→ Dataset
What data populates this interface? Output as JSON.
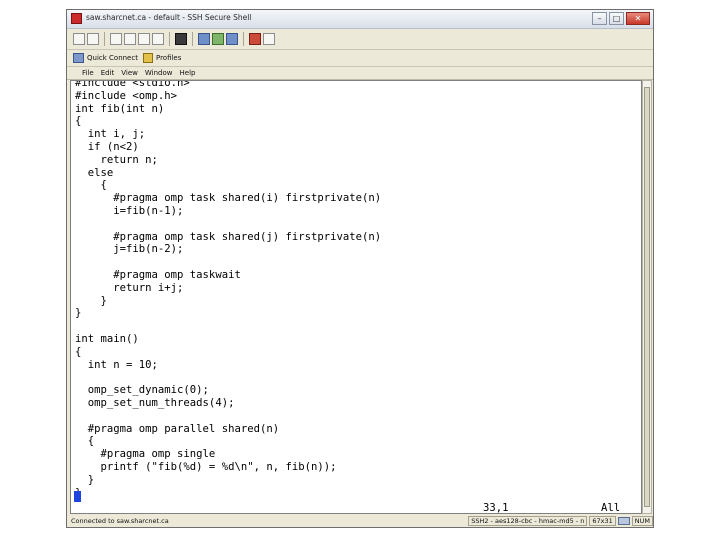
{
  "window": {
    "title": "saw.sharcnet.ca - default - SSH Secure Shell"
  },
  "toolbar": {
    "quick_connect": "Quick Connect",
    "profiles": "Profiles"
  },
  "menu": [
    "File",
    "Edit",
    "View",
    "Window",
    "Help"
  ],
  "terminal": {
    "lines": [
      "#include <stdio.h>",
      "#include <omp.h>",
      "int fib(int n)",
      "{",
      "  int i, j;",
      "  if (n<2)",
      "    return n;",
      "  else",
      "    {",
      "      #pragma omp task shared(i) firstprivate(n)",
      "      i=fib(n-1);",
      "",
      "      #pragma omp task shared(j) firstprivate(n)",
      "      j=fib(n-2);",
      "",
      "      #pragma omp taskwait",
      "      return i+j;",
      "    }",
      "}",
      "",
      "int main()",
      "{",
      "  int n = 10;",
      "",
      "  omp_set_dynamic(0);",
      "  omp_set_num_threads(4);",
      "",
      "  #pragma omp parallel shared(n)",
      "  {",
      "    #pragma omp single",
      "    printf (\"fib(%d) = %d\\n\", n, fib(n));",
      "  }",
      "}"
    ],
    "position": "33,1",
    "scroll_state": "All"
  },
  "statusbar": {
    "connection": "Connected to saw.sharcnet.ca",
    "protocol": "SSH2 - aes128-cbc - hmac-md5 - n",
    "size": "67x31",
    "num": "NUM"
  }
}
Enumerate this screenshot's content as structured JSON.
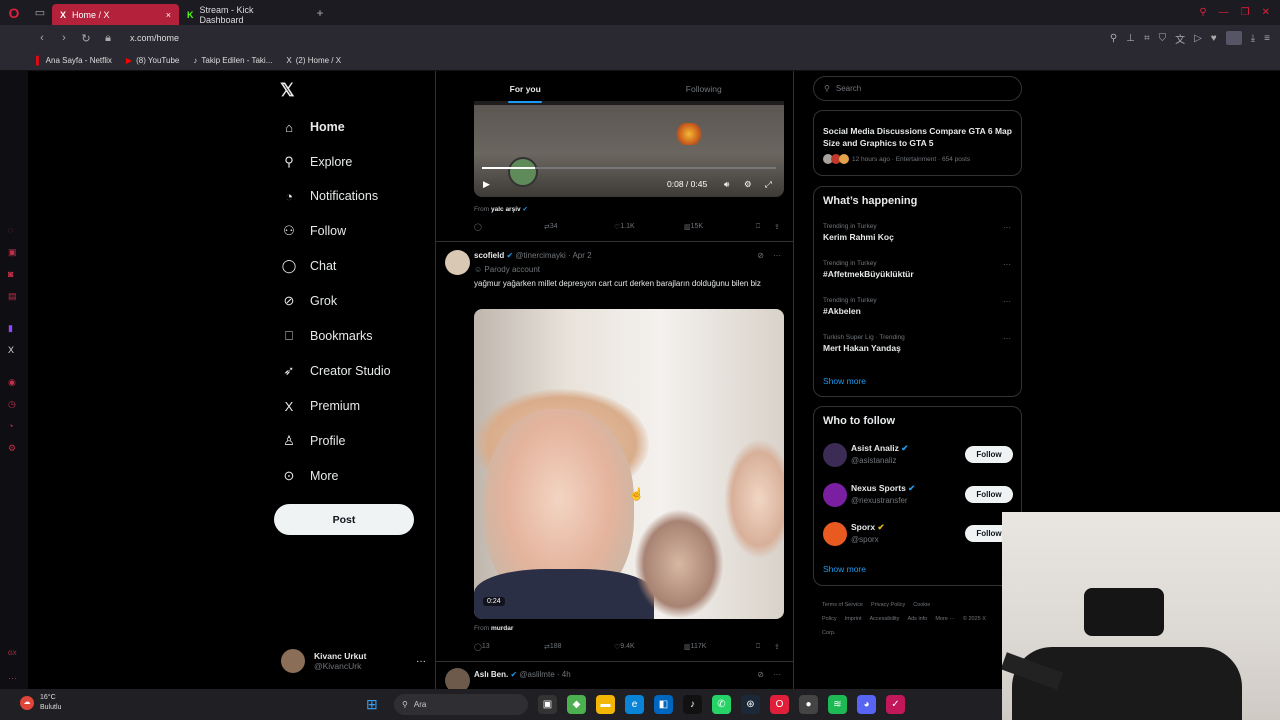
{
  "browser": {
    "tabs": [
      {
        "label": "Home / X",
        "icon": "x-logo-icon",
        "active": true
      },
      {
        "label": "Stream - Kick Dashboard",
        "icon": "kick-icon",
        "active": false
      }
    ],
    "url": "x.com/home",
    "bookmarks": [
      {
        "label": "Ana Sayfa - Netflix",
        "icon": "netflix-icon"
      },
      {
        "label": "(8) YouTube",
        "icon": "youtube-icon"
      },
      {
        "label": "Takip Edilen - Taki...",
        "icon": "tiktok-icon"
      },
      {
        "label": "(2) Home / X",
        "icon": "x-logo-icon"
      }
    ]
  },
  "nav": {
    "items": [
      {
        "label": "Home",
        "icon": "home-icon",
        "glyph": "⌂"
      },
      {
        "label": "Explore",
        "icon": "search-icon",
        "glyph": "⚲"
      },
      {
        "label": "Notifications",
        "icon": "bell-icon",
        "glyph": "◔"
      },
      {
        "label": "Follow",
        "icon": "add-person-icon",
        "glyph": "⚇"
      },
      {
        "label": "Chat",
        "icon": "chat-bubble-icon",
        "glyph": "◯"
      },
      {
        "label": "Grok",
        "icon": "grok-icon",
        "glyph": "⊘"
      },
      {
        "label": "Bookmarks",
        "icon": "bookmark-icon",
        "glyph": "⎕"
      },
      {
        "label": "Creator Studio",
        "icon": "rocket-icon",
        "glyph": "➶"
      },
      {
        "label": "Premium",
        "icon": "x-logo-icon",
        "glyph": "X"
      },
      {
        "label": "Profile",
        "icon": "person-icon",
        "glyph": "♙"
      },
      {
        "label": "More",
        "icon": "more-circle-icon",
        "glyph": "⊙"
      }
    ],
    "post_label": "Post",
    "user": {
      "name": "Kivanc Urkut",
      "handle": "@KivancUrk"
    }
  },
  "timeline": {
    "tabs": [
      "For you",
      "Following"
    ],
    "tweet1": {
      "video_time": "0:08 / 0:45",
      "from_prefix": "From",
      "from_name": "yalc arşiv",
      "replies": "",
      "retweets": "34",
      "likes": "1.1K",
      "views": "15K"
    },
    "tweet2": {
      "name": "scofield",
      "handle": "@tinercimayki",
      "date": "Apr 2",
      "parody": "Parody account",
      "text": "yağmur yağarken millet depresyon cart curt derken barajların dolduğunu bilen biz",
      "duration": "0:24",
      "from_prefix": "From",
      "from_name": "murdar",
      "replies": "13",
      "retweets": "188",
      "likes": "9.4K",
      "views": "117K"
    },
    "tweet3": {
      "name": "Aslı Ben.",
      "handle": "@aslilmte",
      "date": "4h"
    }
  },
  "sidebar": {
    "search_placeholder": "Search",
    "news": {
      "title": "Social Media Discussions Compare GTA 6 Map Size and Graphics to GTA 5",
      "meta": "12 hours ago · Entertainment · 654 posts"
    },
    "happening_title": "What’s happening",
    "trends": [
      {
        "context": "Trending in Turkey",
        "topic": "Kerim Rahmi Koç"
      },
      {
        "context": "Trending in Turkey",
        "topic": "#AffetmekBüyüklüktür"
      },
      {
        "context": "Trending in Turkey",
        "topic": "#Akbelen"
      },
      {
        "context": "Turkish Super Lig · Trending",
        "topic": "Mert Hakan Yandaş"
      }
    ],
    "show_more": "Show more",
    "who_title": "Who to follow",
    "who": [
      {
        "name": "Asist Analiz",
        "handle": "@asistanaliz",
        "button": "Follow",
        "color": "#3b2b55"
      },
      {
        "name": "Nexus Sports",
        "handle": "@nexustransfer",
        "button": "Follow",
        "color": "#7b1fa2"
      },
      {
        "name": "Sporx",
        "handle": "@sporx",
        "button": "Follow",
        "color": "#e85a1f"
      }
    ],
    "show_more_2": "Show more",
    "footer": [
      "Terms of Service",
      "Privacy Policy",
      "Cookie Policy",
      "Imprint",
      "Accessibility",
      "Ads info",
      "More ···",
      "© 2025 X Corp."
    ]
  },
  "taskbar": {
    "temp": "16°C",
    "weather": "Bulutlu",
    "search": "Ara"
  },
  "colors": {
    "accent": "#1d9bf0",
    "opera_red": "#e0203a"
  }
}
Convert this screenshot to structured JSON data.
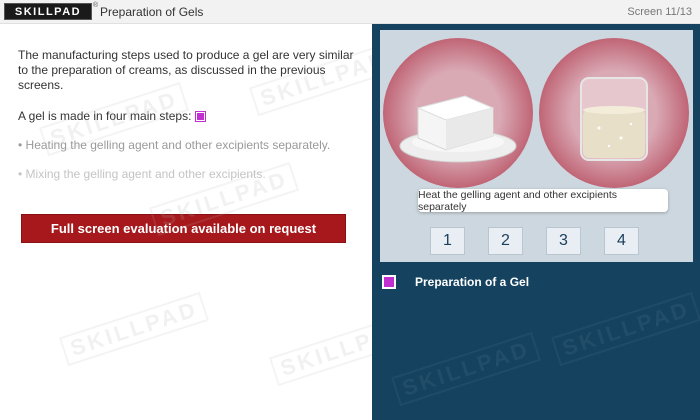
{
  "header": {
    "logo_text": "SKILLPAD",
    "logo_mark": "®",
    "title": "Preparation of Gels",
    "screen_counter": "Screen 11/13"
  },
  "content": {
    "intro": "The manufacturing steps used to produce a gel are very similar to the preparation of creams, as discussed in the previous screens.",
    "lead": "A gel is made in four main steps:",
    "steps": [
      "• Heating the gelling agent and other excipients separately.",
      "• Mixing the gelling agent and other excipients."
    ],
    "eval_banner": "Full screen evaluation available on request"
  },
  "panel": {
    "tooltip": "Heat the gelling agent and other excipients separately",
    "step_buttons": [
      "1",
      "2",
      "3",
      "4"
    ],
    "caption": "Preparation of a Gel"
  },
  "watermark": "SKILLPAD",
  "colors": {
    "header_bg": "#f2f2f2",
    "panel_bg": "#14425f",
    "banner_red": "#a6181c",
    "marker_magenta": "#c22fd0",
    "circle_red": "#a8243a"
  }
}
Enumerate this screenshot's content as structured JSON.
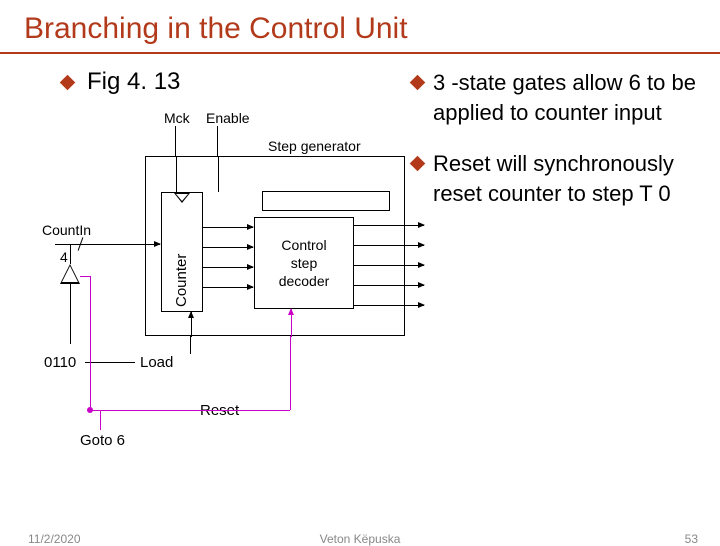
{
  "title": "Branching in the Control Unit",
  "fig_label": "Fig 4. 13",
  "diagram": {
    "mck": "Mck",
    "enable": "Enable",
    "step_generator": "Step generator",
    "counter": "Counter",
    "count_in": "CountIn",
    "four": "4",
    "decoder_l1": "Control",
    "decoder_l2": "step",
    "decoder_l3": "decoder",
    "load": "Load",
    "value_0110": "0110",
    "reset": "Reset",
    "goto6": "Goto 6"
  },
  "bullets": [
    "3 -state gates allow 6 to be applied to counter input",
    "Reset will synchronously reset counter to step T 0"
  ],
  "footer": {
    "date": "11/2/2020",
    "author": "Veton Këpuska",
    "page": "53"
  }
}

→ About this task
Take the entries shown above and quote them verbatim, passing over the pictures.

→ Problem solution
What data populates this interface? Output as JSON.
{
  "window": {
    "title": "saw.sharcnet.ca - default - SSH Secure Shell"
  },
  "toolbar": {
    "quick_connect": "Quick Connect",
    "profiles": "Profiles"
  },
  "menu": [
    "File",
    "Edit",
    "View",
    "Window",
    "Help"
  ],
  "terminal": {
    "lines": [
      "#include <stdio.h>",
      "#include <omp.h>",
      "int fib(int n)",
      "{",
      "  int i, j;",
      "  if (n<2)",
      "    return n;",
      "  else",
      "    {",
      "      #pragma omp task shared(i) firstprivate(n)",
      "      i=fib(n-1);",
      "",
      "      #pragma omp task shared(j) firstprivate(n)",
      "      j=fib(n-2);",
      "",
      "      #pragma omp taskwait",
      "      return i+j;",
      "    }",
      "}",
      "",
      "int main()",
      "{",
      "  int n = 10;",
      "",
      "  omp_set_dynamic(0);",
      "  omp_set_num_threads(4);",
      "",
      "  #pragma omp parallel shared(n)",
      "  {",
      "    #pragma omp single",
      "    printf (\"fib(%d) = %d\\n\", n, fib(n));",
      "  }",
      "}"
    ],
    "position": "33,1",
    "scroll_state": "All"
  },
  "statusbar": {
    "connection": "Connected to saw.sharcnet.ca",
    "protocol": "SSH2 - aes128-cbc - hmac-md5 - n",
    "size": "67x31",
    "num": "NUM"
  }
}
Enumerate this screenshot's content as structured JSON.
{
  "browser": {
    "tabs": [
      {
        "label": "Home / X",
        "icon": "x-logo-icon",
        "active": true
      },
      {
        "label": "Stream - Kick Dashboard",
        "icon": "kick-icon",
        "active": false
      }
    ],
    "url": "x.com/home",
    "bookmarks": [
      {
        "label": "Ana Sayfa - Netflix",
        "icon": "netflix-icon"
      },
      {
        "label": "(8) YouTube",
        "icon": "youtube-icon"
      },
      {
        "label": "Takip Edilen - Taki...",
        "icon": "tiktok-icon"
      },
      {
        "label": "(2) Home / X",
        "icon": "x-logo-icon"
      }
    ]
  },
  "nav": {
    "items": [
      {
        "label": "Home",
        "icon": "home-icon",
        "glyph": "⌂"
      },
      {
        "label": "Explore",
        "icon": "search-icon",
        "glyph": "⚲"
      },
      {
        "label": "Notifications",
        "icon": "bell-icon",
        "glyph": "◔"
      },
      {
        "label": "Follow",
        "icon": "add-person-icon",
        "glyph": "⚇"
      },
      {
        "label": "Chat",
        "icon": "chat-bubble-icon",
        "glyph": "◯"
      },
      {
        "label": "Grok",
        "icon": "grok-icon",
        "glyph": "⊘"
      },
      {
        "label": "Bookmarks",
        "icon": "bookmark-icon",
        "glyph": "⎕"
      },
      {
        "label": "Creator Studio",
        "icon": "rocket-icon",
        "glyph": "➶"
      },
      {
        "label": "Premium",
        "icon": "x-logo-icon",
        "glyph": "X"
      },
      {
        "label": "Profile",
        "icon": "person-icon",
        "glyph": "♙"
      },
      {
        "label": "More",
        "icon": "more-circle-icon",
        "glyph": "⊙"
      }
    ],
    "post_label": "Post",
    "user": {
      "name": "Kivanc Urkut",
      "handle": "@KivancUrk"
    }
  },
  "timeline": {
    "tabs": [
      "For you",
      "Following"
    ],
    "tweet1": {
      "video_time": "0:08 / 0:45",
      "from_prefix": "From",
      "from_name": "yalc arşiv",
      "replies": "",
      "retweets": "34",
      "likes": "1.1K",
      "views": "15K"
    },
    "tweet2": {
      "name": "scofield",
      "handle": "@tinercimayki",
      "date": "Apr 2",
      "parody": "Parody account",
      "text": "yağmur yağarken millet depresyon cart curt derken barajların dolduğunu bilen biz",
      "duration": "0:24",
      "from_prefix": "From",
      "from_name": "murdar",
      "replies": "13",
      "retweets": "188",
      "likes": "9.4K",
      "views": "117K"
    },
    "tweet3": {
      "name": "Aslı Ben.",
      "handle": "@aslilmte",
      "date": "4h"
    }
  },
  "sidebar": {
    "search_placeholder": "Search",
    "news": {
      "title": "Social Media Discussions Compare GTA 6 Map Size and Graphics to GTA 5",
      "meta": "12 hours ago · Entertainment · 654 posts"
    },
    "happening_title": "What’s happening",
    "trends": [
      {
        "context": "Trending in Turkey",
        "topic": "Kerim Rahmi Koç"
      },
      {
        "context": "Trending in Turkey",
        "topic": "#AffetmekBüyüklüktür"
      },
      {
        "context": "Trending in Turkey",
        "topic": "#Akbelen"
      },
      {
        "context": "Turkish Super Lig · Trending",
        "topic": "Mert Hakan Yandaş"
      }
    ],
    "show_more": "Show more",
    "who_title": "Who to follow",
    "who": [
      {
        "name": "Asist Analiz",
        "handle": "@asistanaliz",
        "button": "Follow",
        "color": "#3b2b55"
      },
      {
        "name": "Nexus Sports",
        "handle": "@nexustransfer",
        "button": "Follow",
        "color": "#7b1fa2"
      },
      {
        "name": "Sporx",
        "handle": "@sporx",
        "button": "Follow",
        "color": "#e85a1f"
      }
    ],
    "show_more_2": "Show more",
    "footer": [
      "Terms of Service",
      "Privacy Policy",
      "Cookie Policy",
      "Imprint",
      "Accessibility",
      "Ads info",
      "More ···",
      "© 2025 X Corp."
    ]
  },
  "taskbar": {
    "temp": "16°C",
    "weather": "Bulutlu",
    "search": "Ara"
  },
  "colors": {
    "accent": "#1d9bf0",
    "opera_red": "#e0203a"
  }
}
Convert this screenshot to structured JSON data.
{
  "header": {
    "logo_text": "SKILLPAD",
    "logo_mark": "®",
    "title": "Preparation of Gels",
    "screen_counter": "Screen 11/13"
  },
  "content": {
    "intro": "The manufacturing steps used to produce a gel are very similar to the preparation of creams, as discussed in the previous screens.",
    "lead": "A gel is made in four main steps:",
    "steps": [
      "• Heating the gelling agent and other excipients separately.",
      "• Mixing the gelling agent and other excipients."
    ],
    "eval_banner": "Full screen evaluation available on request"
  },
  "panel": {
    "tooltip": "Heat the gelling agent and other excipients separately",
    "step_buttons": [
      "1",
      "2",
      "3",
      "4"
    ],
    "caption": "Preparation of a Gel"
  },
  "watermark": "SKILLPAD",
  "colors": {
    "header_bg": "#f2f2f2",
    "panel_bg": "#14425f",
    "banner_red": "#a6181c",
    "marker_magenta": "#c22fd0",
    "circle_red": "#a8243a"
  }
}
Enumerate this screenshot's content as structured JSON.
{
  "title": "Branching in the Control Unit",
  "fig_label": "Fig 4. 13",
  "diagram": {
    "mck": "Mck",
    "enable": "Enable",
    "step_generator": "Step generator",
    "counter": "Counter",
    "count_in": "CountIn",
    "four": "4",
    "decoder_l1": "Control",
    "decoder_l2": "step",
    "decoder_l3": "decoder",
    "load": "Load",
    "value_0110": "0110",
    "reset": "Reset",
    "goto6": "Goto 6"
  },
  "bullets": [
    "3 -state gates allow 6 to be applied to counter input",
    "Reset will synchronously reset counter to step T 0"
  ],
  "footer": {
    "date": "11/2/2020",
    "author": "Veton Këpuska",
    "page": "53"
  }
}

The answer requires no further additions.